┌─ Source information

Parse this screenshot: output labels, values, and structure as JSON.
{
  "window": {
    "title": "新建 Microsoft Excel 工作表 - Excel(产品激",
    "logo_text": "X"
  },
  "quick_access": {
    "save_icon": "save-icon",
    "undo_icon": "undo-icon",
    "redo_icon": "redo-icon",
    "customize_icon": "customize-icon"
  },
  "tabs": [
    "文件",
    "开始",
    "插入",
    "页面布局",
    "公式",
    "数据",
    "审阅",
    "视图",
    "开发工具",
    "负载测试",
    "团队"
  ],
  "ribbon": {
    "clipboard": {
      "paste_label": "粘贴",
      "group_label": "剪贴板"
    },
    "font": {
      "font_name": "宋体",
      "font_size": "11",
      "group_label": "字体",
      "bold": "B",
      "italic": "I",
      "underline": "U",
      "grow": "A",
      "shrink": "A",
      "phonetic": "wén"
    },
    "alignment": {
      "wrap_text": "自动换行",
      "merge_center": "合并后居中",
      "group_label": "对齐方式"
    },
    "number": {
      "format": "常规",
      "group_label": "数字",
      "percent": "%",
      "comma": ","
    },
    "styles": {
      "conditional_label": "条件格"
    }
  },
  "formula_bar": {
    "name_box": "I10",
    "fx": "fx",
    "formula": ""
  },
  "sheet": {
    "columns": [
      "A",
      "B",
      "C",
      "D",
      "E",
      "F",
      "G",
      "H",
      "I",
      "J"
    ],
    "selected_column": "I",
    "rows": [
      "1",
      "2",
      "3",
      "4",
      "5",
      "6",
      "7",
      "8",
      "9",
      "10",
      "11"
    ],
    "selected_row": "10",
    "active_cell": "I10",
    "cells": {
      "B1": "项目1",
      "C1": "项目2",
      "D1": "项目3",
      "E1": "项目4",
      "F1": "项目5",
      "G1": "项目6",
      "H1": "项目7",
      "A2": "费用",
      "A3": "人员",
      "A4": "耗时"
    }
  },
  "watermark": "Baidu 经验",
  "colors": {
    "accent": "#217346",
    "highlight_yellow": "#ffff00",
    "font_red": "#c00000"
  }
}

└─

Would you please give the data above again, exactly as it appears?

Parse this screenshot: output labels, values, and structure as JSON.
{
  "window": {
    "title": "新建 Microsoft Excel 工作表 - Excel(产品激",
    "logo_text": "X"
  },
  "quick_access": {
    "save_icon": "save-icon",
    "undo_icon": "undo-icon",
    "redo_icon": "redo-icon",
    "customize_icon": "customize-icon"
  },
  "tabs": [
    "文件",
    "开始",
    "插入",
    "页面布局",
    "公式",
    "数据",
    "审阅",
    "视图",
    "开发工具",
    "负载测试",
    "团队"
  ],
  "ribbon": {
    "clipboard": {
      "paste_label": "粘贴",
      "group_label": "剪贴板"
    },
    "font": {
      "font_name": "宋体",
      "font_size": "11",
      "group_label": "字体",
      "bold": "B",
      "italic": "I",
      "underline": "U",
      "grow": "A",
      "shrink": "A",
      "phonetic": "wén"
    },
    "alignment": {
      "wrap_text": "自动换行",
      "merge_center": "合并后居中",
      "group_label": "对齐方式"
    },
    "number": {
      "format": "常规",
      "group_label": "数字",
      "percent": "%",
      "comma": ","
    },
    "styles": {
      "conditional_label": "条件格"
    }
  },
  "formula_bar": {
    "name_box": "I10",
    "fx": "fx",
    "formula": ""
  },
  "sheet": {
    "columns": [
      "A",
      "B",
      "C",
      "D",
      "E",
      "F",
      "G",
      "H",
      "I",
      "J"
    ],
    "selected_column": "I",
    "rows": [
      "1",
      "2",
      "3",
      "4",
      "5",
      "6",
      "7",
      "8",
      "9",
      "10",
      "11"
    ],
    "selected_row": "10",
    "active_cell": "I10",
    "cells": {
      "B1": "项目1",
      "C1": "项目2",
      "D1": "项目3",
      "E1": "项目4",
      "F1": "项目5",
      "G1": "项目6",
      "H1": "项目7",
      "A2": "费用",
      "A3": "人员",
      "A4": "耗时"
    }
  },
  "watermark": "Baidu 经验",
  "colors": {
    "accent": "#217346",
    "highlight_yellow": "#ffff00",
    "font_red": "#c00000"
  }
}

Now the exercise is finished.